I am not in the mood for story-telling, but briefly cited the above introduction to express how sad the Nigerian and indeed the African communities in America have exaggeratingly hinged on inexistent or fabricated stories of cultural values to perpetrate evil among themselves, their communities, and their heirs. But make no mistake, there are more rapes among Igbos, Nigerians, and other African cultures than anyone could imagine – in fact, as I write, rape is apparently being committed in the very Igbo village where our so-called “expert” hails. Disappointedly, most Africans who would stand up to blame rape victims are likely victims of horrific sexual torture hiding under the closet to appease their so-called “culture.” This is how bad this society has become.
America is having the “Sexual Harassment” discussion now, so I believe that this is also the time for Africans in America to start having their forums about rape, sexual harassment, and torture currently eating their communities up.
From the Media, Congress to Hollywood through workplaces, women are now trooping out from their hiding places to identify and confront their predators, and the entire country is on their side.

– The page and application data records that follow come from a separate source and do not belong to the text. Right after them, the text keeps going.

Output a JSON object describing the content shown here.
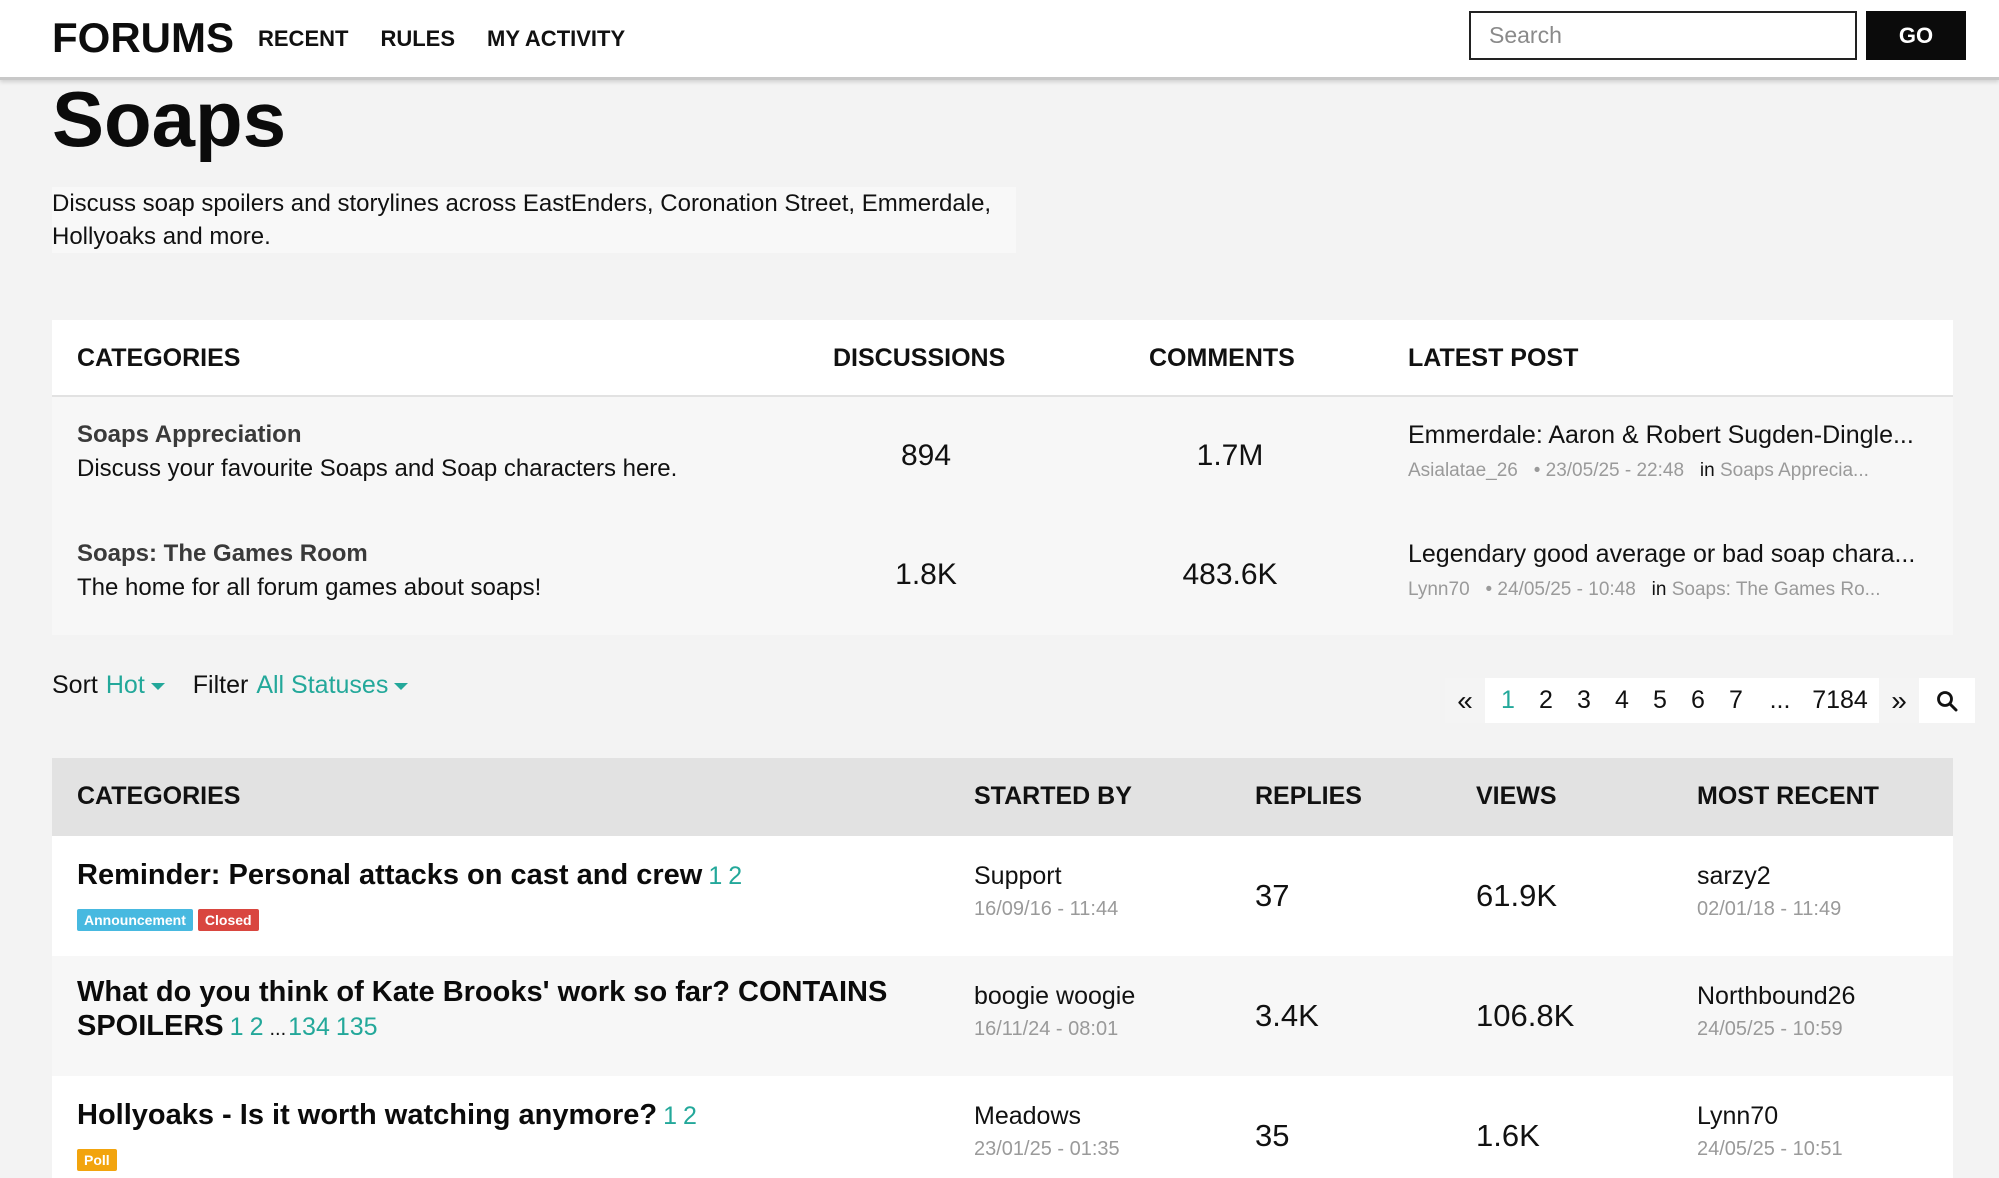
{
  "header": {
    "logo": "FORUMS",
    "nav": [
      "RECENT",
      "RULES",
      "MY ACTIVITY"
    ],
    "search_placeholder": "Search",
    "go_label": "GO"
  },
  "page": {
    "title": "Soaps",
    "description": "Discuss soap spoilers and storylines across EastEnders, Coronation Street, Emmerdale, Hollyoaks and more."
  },
  "categories": {
    "headers": [
      "CATEGORIES",
      "DISCUSSIONS",
      "COMMENTS",
      "LATEST POST"
    ],
    "rows": [
      {
        "name": "Soaps Appreciation",
        "subtitle": "Discuss your favourite Soaps and Soap characters here.",
        "discussions": "894",
        "comments": "1.7M",
        "latest_title": "Emmerdale: Aaron & Robert Sugden-Dingle...",
        "latest_user": "Asialatae_26",
        "latest_time": "• 23/05/25 - 22:48",
        "latest_in": "in",
        "latest_category": "Soaps Apprecia..."
      },
      {
        "name": "Soaps: The Games Room",
        "subtitle": "The home for all forum games about soaps!",
        "discussions": "1.8K",
        "comments": "483.6K",
        "latest_title": "Legendary good average or bad soap chara...",
        "latest_user": "Lynn70",
        "latest_time": "• 24/05/25 - 10:48",
        "latest_in": "in",
        "latest_category": "Soaps: The Games Ro..."
      }
    ]
  },
  "controls": {
    "sort_label": "Sort",
    "sort_value": "Hot",
    "filter_label": "Filter",
    "filter_value": "All Statuses"
  },
  "pager": {
    "prev": "«",
    "pages": [
      "1",
      "2",
      "3",
      "4",
      "5",
      "6",
      "7",
      "...",
      "7184"
    ],
    "current": "1",
    "next": "»"
  },
  "discussions": {
    "headers": [
      "CATEGORIES",
      "STARTED BY",
      "REPLIES",
      "VIEWS",
      "MOST RECENT"
    ],
    "rows": [
      {
        "title": "Reminder: Personal attacks on cast and crew",
        "pages": [
          "1",
          "2"
        ],
        "badges": [
          {
            "label": "Announcement",
            "kind": "ann"
          },
          {
            "label": "Closed",
            "kind": "closed"
          }
        ],
        "started_by": "Support",
        "started_time": "16/09/16 - 11:44",
        "replies": "37",
        "views": "61.9K",
        "recent_user": "sarzy2",
        "recent_time": "02/01/18 - 11:49"
      },
      {
        "title": "What do you think of Kate Brooks' work so far? CONTAINS SPOILERS",
        "pages": [
          "1",
          "2",
          "...",
          "134",
          "135"
        ],
        "badges": [],
        "started_by": "boogie woogie",
        "started_time": "16/11/24 - 08:01",
        "replies": "3.4K",
        "views": "106.8K",
        "recent_user": "Northbound26",
        "recent_time": "24/05/25 - 10:59"
      },
      {
        "title": "Hollyoaks - Is it worth watching anymore?",
        "pages": [
          "1",
          "2"
        ],
        "badges": [
          {
            "label": "Poll",
            "kind": "poll"
          }
        ],
        "started_by": "Meadows",
        "started_time": "23/01/25 - 01:35",
        "replies": "35",
        "views": "1.6K",
        "recent_user": "Lynn70",
        "recent_time": "24/05/25 - 10:51"
      }
    ]
  },
  "colors": {
    "accent": "#23a89a",
    "announcement": "#47b9e0",
    "closed": "#d9463f",
    "poll": "#f2a40e"
  },
  "icons": {
    "search": "magnifier-icon",
    "caret": "caret-down-icon"
  }
}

There are many victims out there hiding in pain because they want to protect their dignity. What dignity, if I may ask? It is a fact that in the African culture, rape and sexual harassment victims are isolated, and scorned into inconceivable desolation. In fact, families who would support them end up disowning them to protect the so called “family name.” What a shame!
After the beginning of October, when multiple women came forward to accuse Harvey Weinstein, the Hollywood producer, of sexual misconduct, high-profile men in a variety of industries have resigned, been fired or experienced other fallout after accusations that have ranged from inappropriate text messages to rape.
Just last week, it was revealed that Representative Blake Farenthold, a Republican from Corpus Christi, used $84,000 in taxpayer funds to settle a sexual harassment claim, one of six settlements for workplace issues ranging from veteran status discrimination to age bias that was paid out by a secretive congressional office since 2013. Similar sexual harassment and indiscretion scandals had already ensnared Senator Al Franken, Democrat of Minnesota; Representative John Conyers Jr., Democrat of Michigan; and Representative Joe Barton, Republican of Texas. Just recently, two more lawmakers, Mr. Farenthold and Representative Ruben Kihuen, Democrat of Nevada have been pulled into the confraternity of alleged sexual harassment predators.
Without the doubt, the Weinstein scandal seemed to embolden more victims to come out, speak out, and confront their predators who are mainly top directors, government officials, political bigwigs, and celebrities.
So, what about victims of African descent?
There are many victims out there hiding in pain because they want to protect their dignity. What dignity, if I may ask? It is a fact that in the African culture, rape and sexual harassment victims are isolated, and scorned into inconceivable desolation. In fact, most family members who would support them end up disowning them to protect their so called “family name.” What a shame!
In my experience in the news media, it is my conviction that why sexual harassment, rape, and torture persist in African cultures in America is because perpetrators know that most of their victims would rather “commit suicide” than reveal their ordeal.
Definitely, African women victims of these terrible crimes could follow the footpath of their American counterparts, and come out from their hiding chambers; they could speak out and confront their predators with courage and tenacious composure; they could create discreet social media platforms, share their afflictions, and collectively get necessary help to expose their culprits, and further bring them to justice.
Last, they could also call me or just send me an email and share their ordeal. There is one major thing that I would do – tell them where to get the best help.
■ Guardian Publisher/Editor , Anthony Obi Ogbo, PhD. is the author of “The Influence of Leadership,” and the Strategic Advisor for The Consumer Arts & Sciences Center of Excellence – Houston Community College, Central Campus.